The country has a history of putting unfit people in positions of power
One of the very best investigation into modern Italy is The Dark Heart of Italy by Tobias Jones which does a good job in showing why Italy is not as other countries are, and makes entertaining reading at the same time. Mr Jones also writes articles for the Guardian, and his latest is about the terrible state of Rome’s roads. He doesn’t just moan about potholes, as you or I might, who do not live in Rome, but tells us about the impressive amount of sinkholes that have opened up of late in the Italian capital, one of which swallowed six cars. Rome is the capital of Italy, and Italy is the paese degli disastri, the one country where disasters happen thanks to flood, earthquake and volcanic eruption more than elsewhere in Europe, and where government incompetence makes nature’s cruelty that much harder to bear.
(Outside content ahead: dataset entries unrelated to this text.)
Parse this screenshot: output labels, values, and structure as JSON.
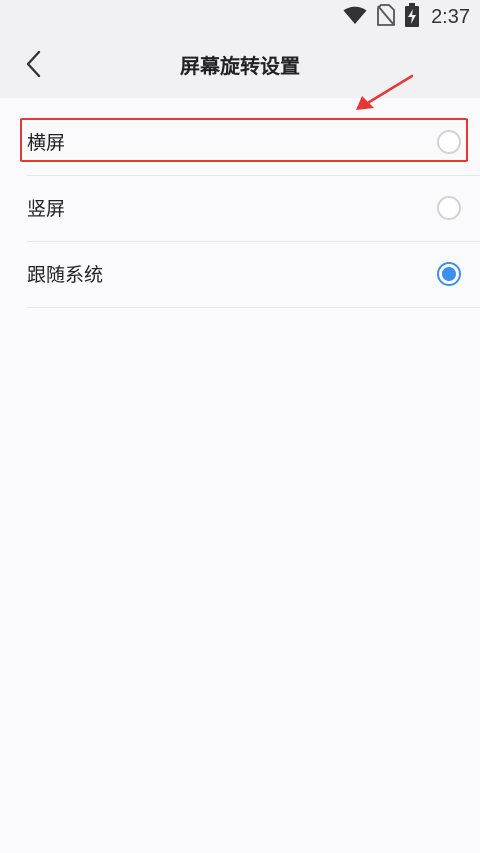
{
  "status_bar": {
    "time": "2:37",
    "icons": [
      "wifi-icon",
      "no-sim-icon",
      "battery-charging-icon"
    ]
  },
  "header": {
    "title": "屏幕旋转设置",
    "back_icon": "back-chevron-icon"
  },
  "options": [
    {
      "label": "横屏",
      "selected": false
    },
    {
      "label": "竖屏",
      "selected": false
    },
    {
      "label": "跟随系统",
      "selected": true
    }
  ],
  "colors": {
    "accent": "#3b8ef3",
    "highlight": "#e53935"
  }
}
The woes of Rome are interesting at present for a number of reasons. First of all, the mayor of Rome, the one person who should be giving a lead in dealing with the city’s troubles, is Virginia Raggi, who represents not one of the old corrupt and discredited political parties, but the new broom Five Star Movement. The trouble is that Ms Raggi’s personal history links her to the lords of misrule of yesteryear and if that were not enough, she has been widely perceived as not up to the job of running Rome. Nor has Ms Raggi quite hit it off with the Pope, though her relations with the Vatican are not as dismal as that of her predecessor.
This matters a great deal because the Five Star Movement, after the recent elections, now stands, perhaps, on the threshold of power, as the delicate negotiations following those elections try to put together a government. The Five Star Movement emerged as the largest party in the elections. As a glance at the map shows, it swept the south of Italy. But is it fit to rule? Its record in Rome and elsewhere does not command confidence.
Sadly, Italy has a history of putting unfit people into power, and we all know how that tends to end. Let us also not forget that the election campaign was marred by a huge row between the Church and the Five Star Movement. Whoever forms the next government, the disagreement about immigration is not going to go away.
Italy should be the crucible of Catholic social teaching in action, and indeed once was, when the Christian Democrat party held sway, but those days are long past and the dolce vita is a distant memory, obscured by what Italians call gli anni di piombo, the years of lead, the time of terrorism and recession in the 1970’s, the return of which is greatly feared.
As Tobias Jones’s article shows us, the difficulty in getting things done seems pretty insurmountable in contemporary Italy. But things have to be done, and the only way forward is through solidarity, that is caring about the needs of others, and co-operation between citizens. The real enemy is not the weather or geology, but the sort of selfishness that sees problems as purely personal rather than as challenges to the community. We need to remember our vision of the common good: not just in Rome and in Italy, but everywhere.